(Beginning of Excerpted records)

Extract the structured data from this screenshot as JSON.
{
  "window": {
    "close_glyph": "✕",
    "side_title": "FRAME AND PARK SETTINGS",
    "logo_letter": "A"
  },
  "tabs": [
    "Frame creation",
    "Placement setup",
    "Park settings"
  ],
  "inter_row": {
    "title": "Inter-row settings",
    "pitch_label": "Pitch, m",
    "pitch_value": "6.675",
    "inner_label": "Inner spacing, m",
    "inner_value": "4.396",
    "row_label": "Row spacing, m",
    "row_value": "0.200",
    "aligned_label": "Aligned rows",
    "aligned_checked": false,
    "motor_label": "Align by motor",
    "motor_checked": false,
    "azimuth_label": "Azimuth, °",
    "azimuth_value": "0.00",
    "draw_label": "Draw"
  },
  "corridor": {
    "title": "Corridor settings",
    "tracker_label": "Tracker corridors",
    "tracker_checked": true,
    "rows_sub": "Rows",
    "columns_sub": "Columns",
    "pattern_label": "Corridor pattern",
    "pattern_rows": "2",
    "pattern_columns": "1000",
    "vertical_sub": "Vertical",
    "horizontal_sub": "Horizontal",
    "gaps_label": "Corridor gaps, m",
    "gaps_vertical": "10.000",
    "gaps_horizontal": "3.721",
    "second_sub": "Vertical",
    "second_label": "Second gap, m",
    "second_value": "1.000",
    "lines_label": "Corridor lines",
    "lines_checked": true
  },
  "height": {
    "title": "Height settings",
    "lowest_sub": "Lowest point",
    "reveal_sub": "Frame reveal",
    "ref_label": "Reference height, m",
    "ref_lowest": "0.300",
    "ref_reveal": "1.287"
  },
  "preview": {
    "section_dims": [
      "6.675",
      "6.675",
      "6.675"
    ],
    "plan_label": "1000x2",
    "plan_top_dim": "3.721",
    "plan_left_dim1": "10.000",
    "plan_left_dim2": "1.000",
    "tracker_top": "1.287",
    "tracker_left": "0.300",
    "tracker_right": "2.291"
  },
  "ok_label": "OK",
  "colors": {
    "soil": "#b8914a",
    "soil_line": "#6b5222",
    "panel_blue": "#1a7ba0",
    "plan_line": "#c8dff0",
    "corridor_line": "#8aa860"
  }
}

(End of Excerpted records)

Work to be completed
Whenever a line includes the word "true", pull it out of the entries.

Result of this exercise
    "tracker_checked": true,
    "lines_checked": true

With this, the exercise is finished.